**WORK TO BE COMPLETED:** Print every record exactly, but leave out the pictures.

**DATASET RECORDS:**
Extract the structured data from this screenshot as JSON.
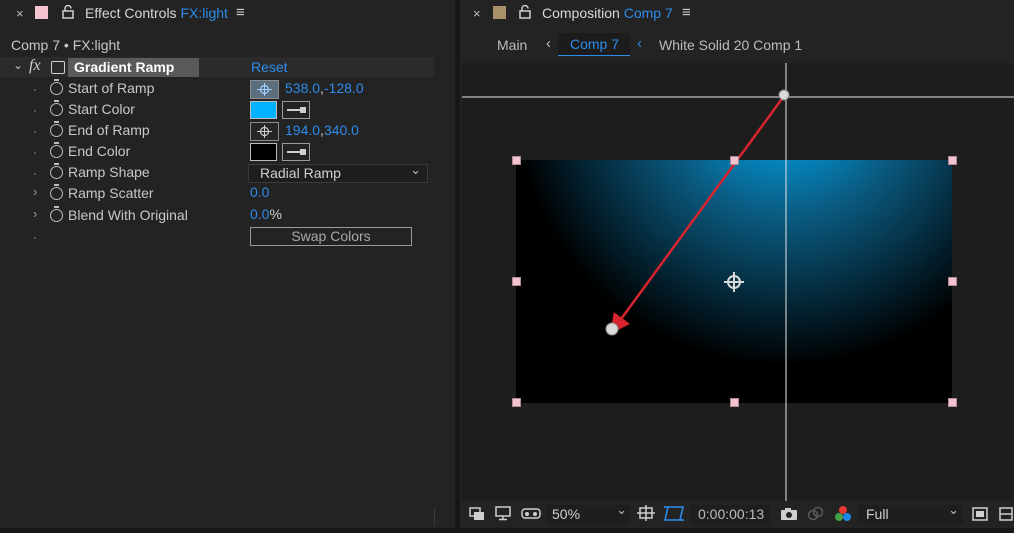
{
  "effect_controls": {
    "tab_title": "Effect Controls",
    "tab_layer": "FX:light",
    "breadcrumb": "Comp 7 • FX:light",
    "effect_name": "Gradient Ramp",
    "fx_glyph": "fx",
    "reset_label": "Reset",
    "label_color": "#f3c4cf",
    "properties": {
      "start_of_ramp": {
        "label": "Start of Ramp",
        "x": "538.0",
        "sep": ",",
        "y": "-128.0"
      },
      "start_color": {
        "label": "Start Color",
        "color": "#00b2ff"
      },
      "end_of_ramp": {
        "label": "End of Ramp",
        "x": "194.0",
        "sep": ",",
        "y": "340.0"
      },
      "end_color": {
        "label": "End Color",
        "color": "#000000"
      },
      "ramp_shape": {
        "label": "Ramp Shape",
        "value": "Radial Ramp"
      },
      "ramp_scatter": {
        "label": "Ramp Scatter",
        "value": "0.0"
      },
      "blend_with_original": {
        "label": "Blend With Original",
        "value": "0.0",
        "unit": "%"
      }
    },
    "swap_colors_label": "Swap Colors"
  },
  "composition": {
    "tab_title": "Composition",
    "tab_comp": "Comp 7",
    "label_color": "#a8916b",
    "nav": {
      "main": "Main",
      "current": "Comp 7",
      "next": "White Solid 20 Comp 1"
    }
  },
  "viewer_toolbar": {
    "zoom": "50%",
    "timecode": "0:00:00:13",
    "resolution": "Full"
  },
  "icons": {
    "close": "close-icon",
    "lock": "lock-icon",
    "menu": "menu-icon",
    "stopwatch": "stopwatch-icon",
    "crosshair": "crosshair-icon",
    "eyedropper": "eyedropper-icon",
    "camera": "snapshot-camera-icon",
    "color_channels": "rgb-channels-icon"
  }
}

**ANSWER FOR THIS EXERCISE:**
Extract the structured data from this screenshot as JSON.
{
  "effect_controls": {
    "tab_title": "Effect Controls",
    "tab_layer": "FX:light",
    "breadcrumb": "Comp 7 • FX:light",
    "effect_name": "Gradient Ramp",
    "fx_glyph": "fx",
    "reset_label": "Reset",
    "label_color": "#f3c4cf",
    "properties": {
      "start_of_ramp": {
        "label": "Start of Ramp",
        "x": "538.0",
        "sep": ",",
        "y": "-128.0"
      },
      "start_color": {
        "label": "Start Color",
        "color": "#00b2ff"
      },
      "end_of_ramp": {
        "label": "End of Ramp",
        "x": "194.0",
        "sep": ",",
        "y": "340.0"
      },
      "end_color": {
        "label": "End Color",
        "color": "#000000"
      },
      "ramp_shape": {
        "label": "Ramp Shape",
        "value": "Radial Ramp"
      },
      "ramp_scatter": {
        "label": "Ramp Scatter",
        "value": "0.0"
      },
      "blend_with_original": {
        "label": "Blend With Original",
        "value": "0.0",
        "unit": "%"
      }
    },
    "swap_colors_label": "Swap Colors"
  },
  "composition": {
    "tab_title": "Composition",
    "tab_comp": "Comp 7",
    "label_color": "#a8916b",
    "nav": {
      "main": "Main",
      "current": "Comp 7",
      "next": "White Solid 20 Comp 1"
    }
  },
  "viewer_toolbar": {
    "zoom": "50%",
    "timecode": "0:00:00:13",
    "resolution": "Full"
  },
  "icons": {
    "close": "close-icon",
    "lock": "lock-icon",
    "menu": "menu-icon",
    "stopwatch": "stopwatch-icon",
    "crosshair": "crosshair-icon",
    "eyedropper": "eyedropper-icon",
    "camera": "snapshot-camera-icon",
    "color_channels": "rgb-channels-icon"
  }
}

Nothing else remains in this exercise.